In our days, we see a sad picture of enormous assimilation, a spiritual holocaust of huge dimension. But not only do we experience secularized Jews intermarrying and being lost to the Jewish faith, with their children not being aware of their origin and background. To add insult to injury, thousands upon thousands of Christian missionaries preach and evangelize their beliefs to unaffiliated Jews worldwide. In the past, they had very little success. But lately, we unfortunately experience how they manage to convince and convert countless Jews all over the world. The Beis Halevi quotes a Midrash where Eisav suggests to Jacob that they should join together both in this world and in the world to come. They will accept G'd as the Master of the universe and take upon themselves certain basic parts of the Jewish faith, with the intent that the Jews shall forsake some of their laws and join them in their belief. This is a very serious threat that often starts with interfaith meetings, and even more so through missionary activities. This added danger is hinted at in this week's portion when Eisav suggests that he join Jacob. As the Midrash explains this is the final difficult step in our long and bitter exile, where we have been persecuted in body and spirit.
Hope of survival
We only have one hope of survival. We must follow in the footsteps of Jacob and send Eisav and his ideals far away from the Jewish home and society. We must make sure to educate our children about the beauty of Torah and its teachings and give them the strength to stand up as proud Jews in every situation. Only then can we hope and pray that as the prayer of Jacob was answered in his days, and he was saved from both hands of Eisav, so shall we today experience the salvation from any hand of Eisav and return to Israel as our father Jacob did.

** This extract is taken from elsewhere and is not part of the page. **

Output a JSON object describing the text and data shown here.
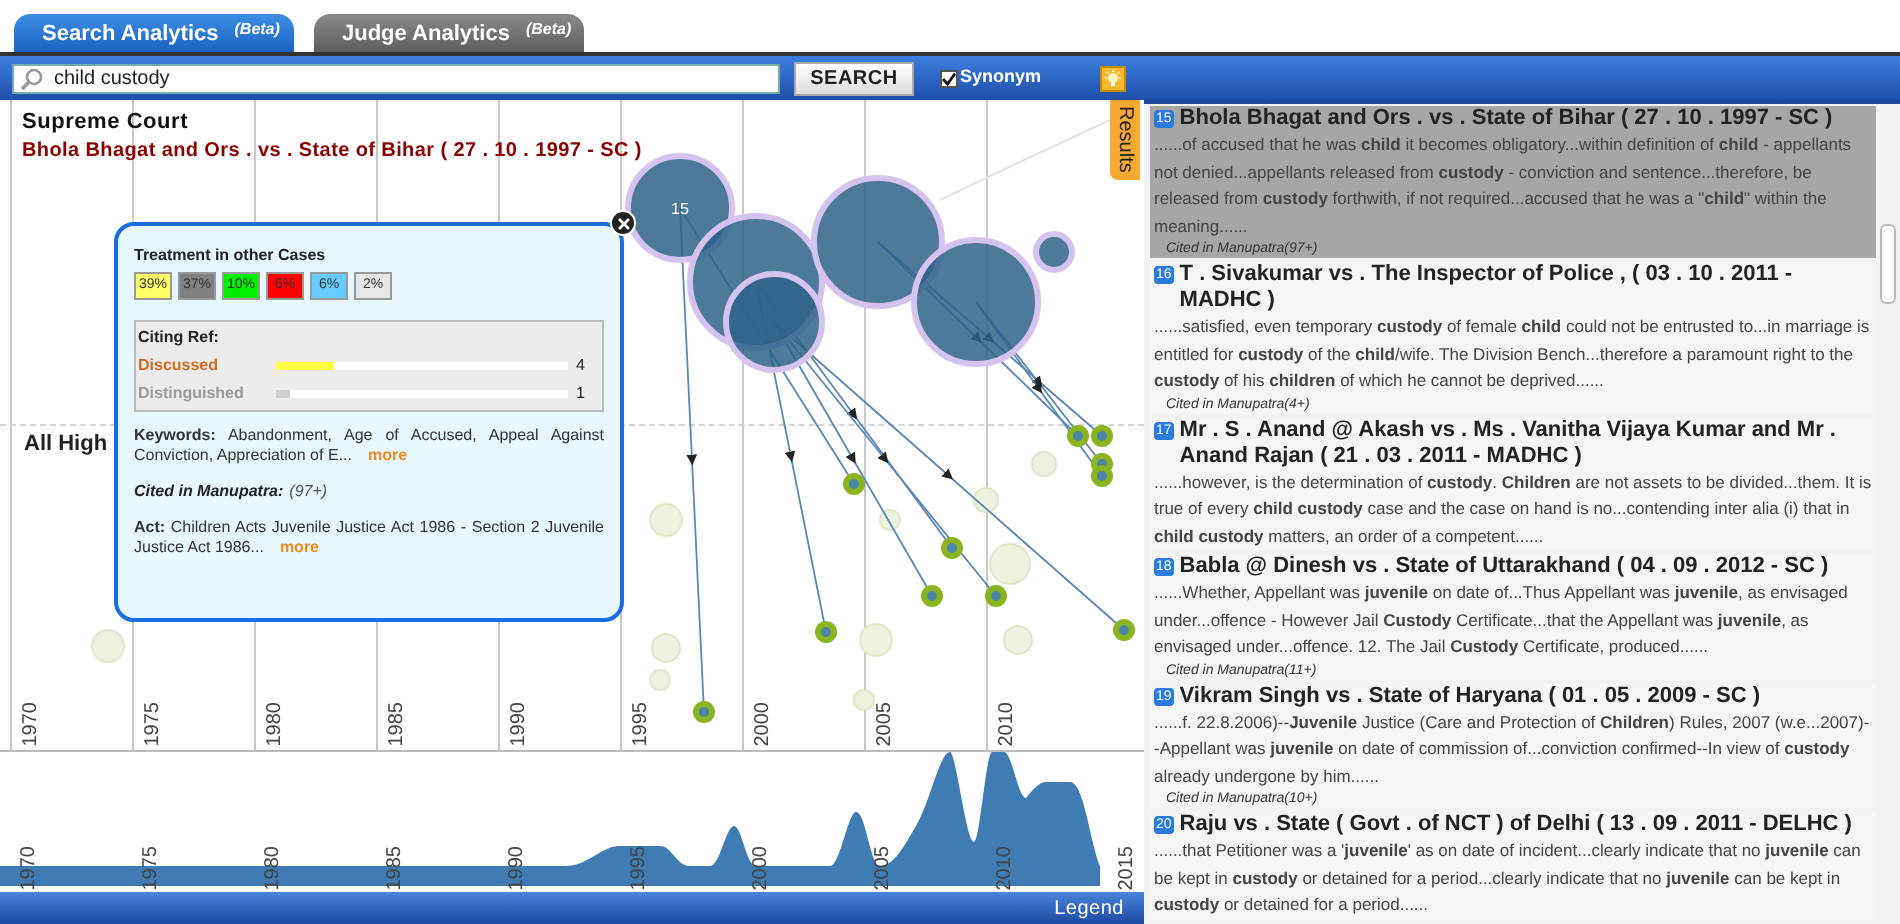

These words were based on a talk given by Rabbi Avraham Kahn, the Rosh Yeshiva and Founder of Yeshivas Keser Torah in Toronto.
Shema Yisrael Torah Network